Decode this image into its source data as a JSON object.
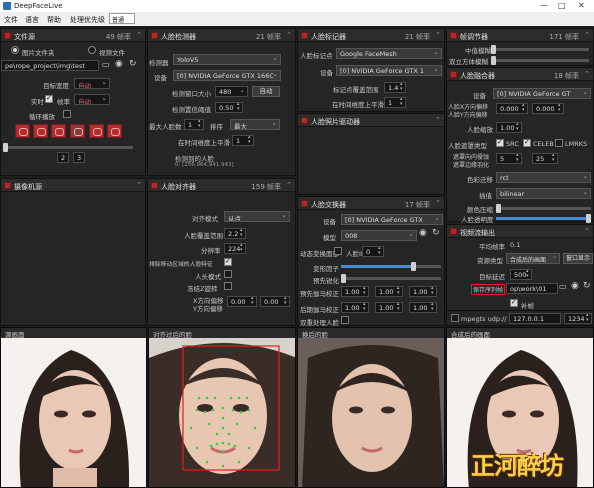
{
  "app": {
    "title": "DeepFaceLive",
    "window_controls": [
      "—",
      "□",
      "✕"
    ]
  },
  "menu": {
    "file": "文件",
    "language": "语言",
    "help": "帮助",
    "process_priority": "处理优先级",
    "priority_value": "普通"
  },
  "file_source": {
    "title": "文件源",
    "fps": "49 帧率",
    "radio_image_folder": "图片文件夹",
    "radio_video_file": "视频文件",
    "path": "pe\\rope_project\\img\\test",
    "target_width_label": "目标宽度",
    "target_width_value": "自动",
    "realtime_label": "实时",
    "fps_label": "帧率",
    "fps_value": "自动",
    "loop_label": "循环播放",
    "frame_current": "2",
    "frame_total": "3"
  },
  "camera_source": {
    "title": "摄像机源"
  },
  "face_detector": {
    "title": "人脸检测器",
    "fps": "21 帧率",
    "detector_label": "检测器",
    "detector_value": "YoloV5",
    "device_label": "设备",
    "device_value": "[0] NVIDIA GeForce GTX 166C",
    "window_size_label": "检测窗口大小",
    "window_size_value": "480",
    "auto_label": "自动",
    "threshold_label": "检测置信阈值",
    "threshold_value": "0.50",
    "max_faces_label": "最大人脸数",
    "max_faces_value": "1",
    "sort_label": "排序",
    "sort_value": "最大",
    "temporal_label": "在时间维度上平滑",
    "temporal_value": "1",
    "detected_label": "检测到的人脸",
    "detected_value": "0: [256.964,941.943]"
  },
  "face_aligner": {
    "title": "人脸对齐器",
    "fps": "159 帧率",
    "align_mode_label": "对齐模式",
    "align_mode_value": "从点",
    "coverage_label": "人脸覆盖范围",
    "coverage_value": "2.2",
    "resolution_label": "分辨率",
    "resolution_value": "224",
    "exclude_moving_label": "排除移动区域的人脸特征",
    "head_mode_label": "人头模式",
    "freeze_z_label": "冻结Z旋转",
    "x_offset_label": "X方向偏移",
    "y_offset_label": "Y方向偏移",
    "x_offset_value": "0.00",
    "y_offset_value": "0.00"
  },
  "face_marker": {
    "title": "人脸标记器",
    "fps": "21 帧率",
    "marker_label": "人脸标记点",
    "marker_value": "Google FaceMesh",
    "device_label": "设备",
    "device_value": "[0] NVIDIA GeForce GTX 1",
    "marker_coverage_label": "标记点覆盖范围",
    "marker_coverage_value": "1.4",
    "temporal_label": "在时间维度上平滑",
    "temporal_value": "1"
  },
  "face_animator": {
    "title": "人脸照片驱动器"
  },
  "face_swapper": {
    "title": "人脸交换器",
    "fps": "17 帧率",
    "device_label": "设备",
    "device_value": "[0] NVIDIA GeForce GTX",
    "model_label": "模型",
    "model_value": "008",
    "animate_label": "动态变换面部",
    "face_id_label": "人脸ID",
    "face_id_value": "0",
    "morph_label": "变形因子",
    "presharpen_label": "预先锐化",
    "pre_gamma_label": "预先伽马校正",
    "post_gamma_label": "后期伽马校正",
    "gamma_r": "1.00",
    "gamma_g": "1.00",
    "gamma_b": "1.00",
    "two_pass_label": "双重处理人脸"
  },
  "frame_adjuster": {
    "title": "帧调节器",
    "fps": "171 帧率",
    "median_label": "中值模糊",
    "degrade_label": "双立方体模糊"
  },
  "face_merger": {
    "title": "人脸融合器",
    "fps": "18 帧率",
    "device_label": "设备",
    "device_value": "[0] NVIDIA GeForce GT",
    "x_offset_label": "人脸X方向偏移",
    "x_offset_value": "0.000",
    "y_offset_label": "人脸Y方向偏移",
    "y_offset_value": "0.000",
    "scale_label": "人脸缩放",
    "scale_value": "1.00",
    "mask_type_label": "人脸遮罩类型",
    "mask_src": "SRC",
    "mask_celeb": "CELEB",
    "mask_lmrks": "LMRKS",
    "erode_label": "遮罩向内侵蚀",
    "erode_value": "5",
    "blur_label": "遮罩边缘羽化",
    "blur_value": "25",
    "color_transfer_label": "色彩迁移",
    "color_transfer_value": "rct",
    "interpolation_label": "插值",
    "interpolation_value": "bilinear",
    "color_compress_label": "颜色压缩",
    "opacity_label": "人脸透明度"
  },
  "stream_output": {
    "title": "视频流输出",
    "avg_fps_label": "平均帧率",
    "avg_fps_value": "0.1",
    "source_label": "资源类型",
    "source_value": "合成后的画面",
    "window_btn": "窗口显示",
    "target_delay_label": "目标延迟",
    "target_delay_value": "500",
    "save_seq_label": "保存序列帧",
    "save_path": "op\\work\\01",
    "fill_gaps_label": "补帧",
    "mpegts_label": "mpegts udp://",
    "udp_host": "127.0.0.1",
    "udp_port": "1234"
  },
  "views": {
    "source_frame": "源画面",
    "aligned_face": "对齐过后的脸",
    "swapped_face": "换后的脸",
    "merged_frame": "合成后的画面"
  },
  "watermark": "正河醉坊"
}
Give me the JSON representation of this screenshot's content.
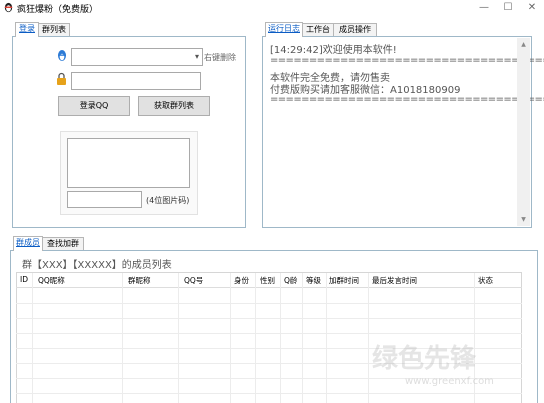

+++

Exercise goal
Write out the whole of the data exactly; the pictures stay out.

Solution below
Decode this image into its source data as a JSON object.
{
  "app": {
    "title": "DeepFaceLive",
    "window_controls": [
      "—",
      "□",
      "✕"
    ]
  },
  "menu": {
    "file": "文件",
    "language": "语言",
    "help": "帮助",
    "process_priority": "处理优先级",
    "priority_value": "普通"
  },
  "file_source": {
    "title": "文件源",
    "fps": "49 帧率",
    "radio_image_folder": "图片文件夹",
    "radio_video_file": "视频文件",
    "path": "pe\\rope_project\\img\\test",
    "target_width_label": "目标宽度",
    "target_width_value": "自动",
    "realtime_label": "实时",
    "fps_label": "帧率",
    "fps_value": "自动",
    "loop_label": "循环播放",
    "frame_current": "2",
    "frame_total": "3"
  },
  "camera_source": {
    "title": "摄像机源"
  },
  "face_detector": {
    "title": "人脸检测器",
    "fps": "21 帧率",
    "detector_label": "检测器",
    "detector_value": "YoloV5",
    "device_label": "设备",
    "device_value": "[0] NVIDIA GeForce GTX 166C",
    "window_size_label": "检测窗口大小",
    "window_size_value": "480",
    "auto_label": "自动",
    "threshold_label": "检测置信阈值",
    "threshold_value": "0.50",
    "max_faces_label": "最大人脸数",
    "max_faces_value": "1",
    "sort_label": "排序",
    "sort_value": "最大",
    "temporal_label": "在时间维度上平滑",
    "temporal_value": "1",
    "detected_label": "检测到的人脸",
    "detected_value": "0: [256.964,941.943]"
  },
  "face_aligner": {
    "title": "人脸对齐器",
    "fps": "159 帧率",
    "align_mode_label": "对齐模式",
    "align_mode_value": "从点",
    "coverage_label": "人脸覆盖范围",
    "coverage_value": "2.2",
    "resolution_label": "分辨率",
    "resolution_value": "224",
    "exclude_moving_label": "排除移动区域的人脸特征",
    "head_mode_label": "人头模式",
    "freeze_z_label": "冻结Z旋转",
    "x_offset_label": "X方向偏移",
    "y_offset_label": "Y方向偏移",
    "x_offset_value": "0.00",
    "y_offset_value": "0.00"
  },
  "face_marker": {
    "title": "人脸标记器",
    "fps": "21 帧率",
    "marker_label": "人脸标记点",
    "marker_value": "Google FaceMesh",
    "device_label": "设备",
    "device_value": "[0] NVIDIA GeForce GTX 1",
    "marker_coverage_label": "标记点覆盖范围",
    "marker_coverage_value": "1.4",
    "temporal_label": "在时间维度上平滑",
    "temporal_value": "1"
  },
  "face_animator": {
    "title": "人脸照片驱动器"
  },
  "face_swapper": {
    "title": "人脸交换器",
    "fps": "17 帧率",
    "device_label": "设备",
    "device_value": "[0] NVIDIA GeForce GTX",
    "model_label": "模型",
    "model_value": "008",
    "animate_label": "动态变换面部",
    "face_id_label": "人脸ID",
    "face_id_value": "0",
    "morph_label": "变形因子",
    "presharpen_label": "预先锐化",
    "pre_gamma_label": "预先伽马校正",
    "post_gamma_label": "后期伽马校正",
    "gamma_r": "1.00",
    "gamma_g": "1.00",
    "gamma_b": "1.00",
    "two_pass_label": "双重处理人脸"
  },
  "frame_adjuster": {
    "title": "帧调节器",
    "fps": "171 帧率",
    "median_label": "中值模糊",
    "degrade_label": "双立方体模糊"
  },
  "face_merger": {
    "title": "人脸融合器",
    "fps": "18 帧率",
    "device_label": "设备",
    "device_value": "[0] NVIDIA GeForce GT",
    "x_offset_label": "人脸X方向偏移",
    "x_offset_value": "0.000",
    "y_offset_label": "人脸Y方向偏移",
    "y_offset_value": "0.000",
    "scale_label": "人脸缩放",
    "scale_value": "1.00",
    "mask_type_label": "人脸遮罩类型",
    "mask_src": "SRC",
    "mask_celeb": "CELEB",
    "mask_lmrks": "LMRKS",
    "erode_label": "遮罩向内侵蚀",
    "erode_value": "5",
    "blur_label": "遮罩边缘羽化",
    "blur_value": "25",
    "color_transfer_label": "色彩迁移",
    "color_transfer_value": "rct",
    "interpolation_label": "插值",
    "interpolation_value": "bilinear",
    "color_compress_label": "颜色压缩",
    "opacity_label": "人脸透明度"
  },
  "stream_output": {
    "title": "视频流输出",
    "avg_fps_label": "平均帧率",
    "avg_fps_value": "0.1",
    "source_label": "资源类型",
    "source_value": "合成后的画面",
    "window_btn": "窗口显示",
    "target_delay_label": "目标延迟",
    "target_delay_value": "500",
    "save_seq_label": "保存序列帧",
    "save_path": "op\\work\\01",
    "fill_gaps_label": "补帧",
    "mpegts_label": "mpegts udp://",
    "udp_host": "127.0.0.1",
    "udp_port": "1234"
  },
  "views": {
    "source_frame": "源画面",
    "aligned_face": "对齐过后的脸",
    "swapped_face": "换后的脸",
    "merged_frame": "合成后的画面"
  },
  "watermark": "正河醉坊"
}
Give me the JSON representation of this screenshot's content.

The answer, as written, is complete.